Make no mistake about it - there are still some corporate-funded groups who purport to represent Democrats that are fighting this change tooth and nail. As one example, the Democratic Leadership Council has not backed off its aggressive advocacy of sellout "free" trade deals that benefit its Big Money sponsors. They continue to claim that they are "centrists" who support a "Big Tent" that can supposedly include both the vast majority of ordinary Americans, and the elites who are using trade policy to wage a class war on that vast majority. But as I told the New York Sun, "You can't put the steelworkers, working class people, in the same tent with an organization that continues to push trade policies that sell out workers - I don't care how big a tent you have. You just can't do it."

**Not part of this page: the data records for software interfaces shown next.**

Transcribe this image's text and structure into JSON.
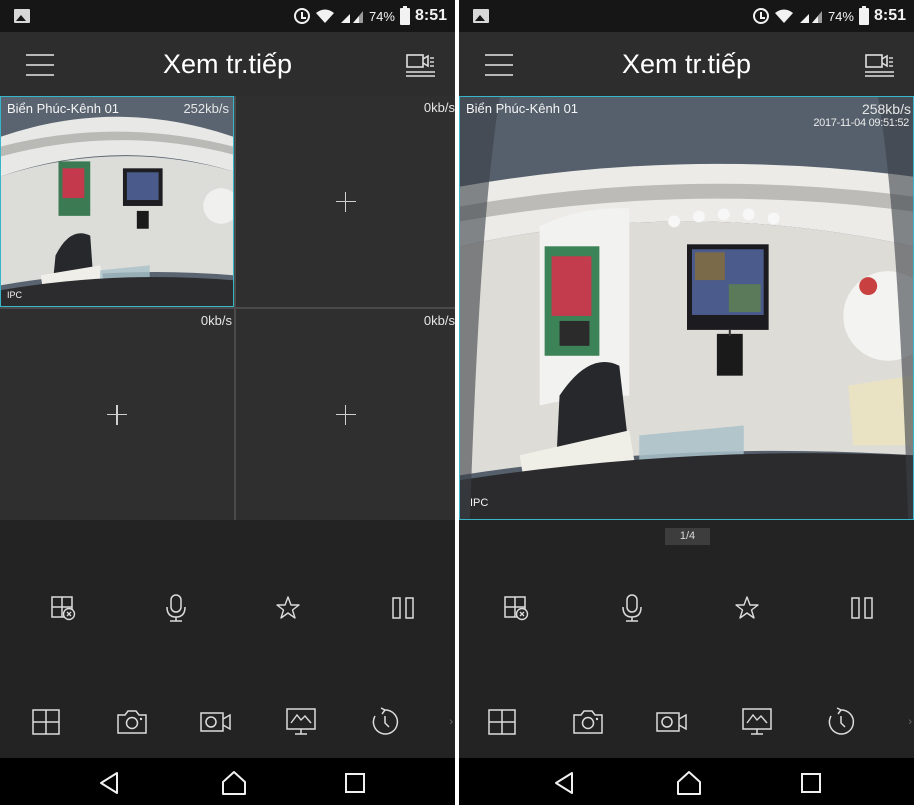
{
  "status_bar": {
    "battery": "74%",
    "time": "8:51"
  },
  "colors": {
    "selection_border": "#38b6c9",
    "background": "#232323",
    "titlebar": "#2d2d2d"
  },
  "left_phone": {
    "title": "Xem tr.tiếp",
    "cells": [
      {
        "channel": "Biển Phúc-Kênh 01",
        "bitrate": "252kb/s",
        "watermark": "IPC",
        "has_video": true
      },
      {
        "channel": "",
        "bitrate": "0kb/s",
        "has_video": false
      },
      {
        "channel": "",
        "bitrate": "0kb/s",
        "has_video": false
      },
      {
        "channel": "",
        "bitrate": "0kb/s",
        "has_video": false
      }
    ]
  },
  "right_phone": {
    "title": "Xem tr.tiếp",
    "cell": {
      "channel": "Biển Phúc-Kênh 01",
      "bitrate": "258kb/s",
      "timestamp": "2017-11-04 09:51:52",
      "watermark": "IPC"
    },
    "pager": "1/4"
  },
  "controls": [
    "close-window-icon",
    "microphone-icon",
    "favorite-star-icon",
    "pause-icon"
  ],
  "toolbar": [
    "split-screen-icon",
    "snapshot-camera-icon",
    "record-video-icon",
    "monitor-icon",
    "playback-history-icon"
  ],
  "nav": [
    "back-icon",
    "home-icon",
    "recents-icon"
  ]
}
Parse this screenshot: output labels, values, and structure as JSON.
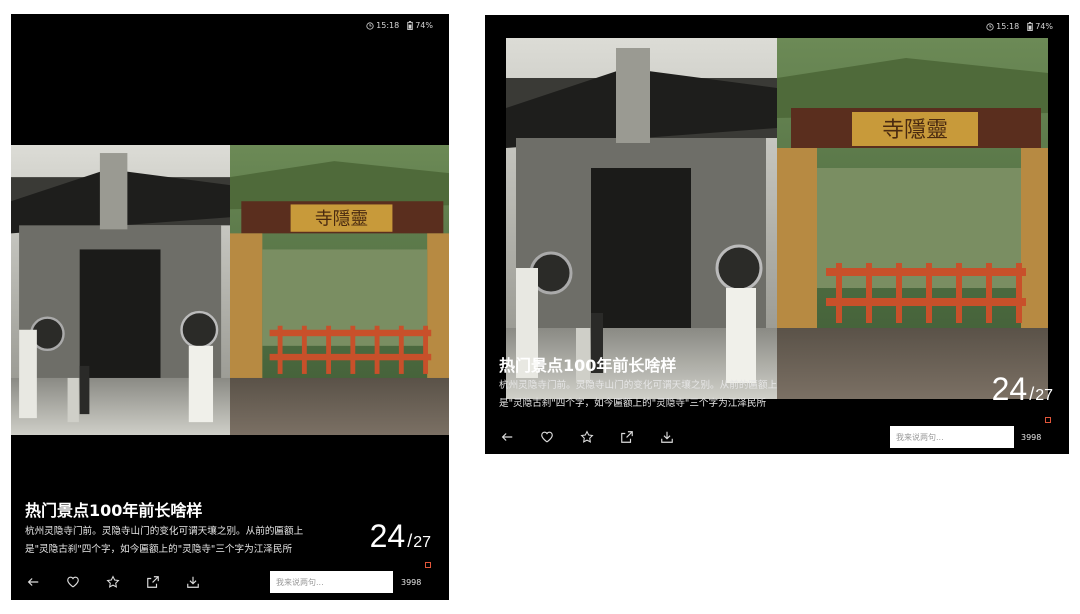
{
  "status": {
    "time": "15:18",
    "battery": "74%"
  },
  "caption": {
    "title": "热门景点100年前长啥样",
    "lines": [
      "杭州灵隐寺门前。灵隐寺山门的变化可谓天壤之别。从前的匾额上",
      "是\"灵隐古刹\"四个字，如今匾额上的\"灵隐寺\"三个字为江泽民所"
    ]
  },
  "counter": {
    "current": "24",
    "separator": "/",
    "total": "27"
  },
  "toolbar": {
    "icons": [
      "back-arrow-icon",
      "heart-icon",
      "star-icon",
      "share-icon",
      "download-icon"
    ],
    "comment_placeholder": "我来说两句...",
    "count": "3998"
  },
  "photo": {
    "sign_text": "寺隱靈",
    "colors": {
      "railing": "#c8502a",
      "roof_green": "#4f6a3a",
      "sign_gold": "#c89a3a"
    }
  }
}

The fact is, America's entire economic foundation is now under threat thanks, in part, to the sellout trade policies these insiders have gotten the Democratic Party to capitulate to. Such capitulating has been trumpeted by editorial pages at most major national papers and pundits/shills like columnist Tom Friedman – a person who goes on national television and openly brags that he doesn't even bother to learn a damn thing about the trade policies he advocates for.
But the evidence makes clear this capitulating by Democrats is coming to an end. Both the closer votes in Congress and the public rethinking of trade by those still in the Denial Phase are big signs. So is the behavior of those still pushing these pacts. At the DLC's recent conference, for instance, the organization didn't even talk about its "free" trade agenda, despite that issue being its major focus for so long. The silence was a huge indication of the sea change. As I told the Boston Globe, "Their omissions are admissions of the unpopularity of the positions they've staked their name on in the past" (though let's be clear: the omissions are certainly no indication that they intend to stop pushing for these sellout pacts).
The truth is painfully obvious: the sooner we start demanding labor, environmental, human rights and wage protections be as important in trade deals as intellectual property, copyright, patent and other corporate profit protections, the sooner we start creating an economic race to the top, rather than an economic Darwinism that will drive down all workers' standard of living. Everytime a hardworking American is victimized by a factory closing, an outsourced job or a pension cut that Darwinism is at work. It's offensive that it has taken so long for the Democratic Party - the party that is supposed to represent that hardworking American - to start realizing the way on trade. But better late than never.
David Sirota is a writer and veteran political strategist. He just completed a book for Random House's Crown Publishers entitled "Hostile Takeover." Sirota is currently the co-chairperson of the Progressive Legislative Action Network (PLAN). - a position he took after finishing a two-year stint at the Center for American Progress. Sirota is currently a Senior Editor at In These Times magazine, and a regular contributor to The Nation magazine.
© 2006 Working Assets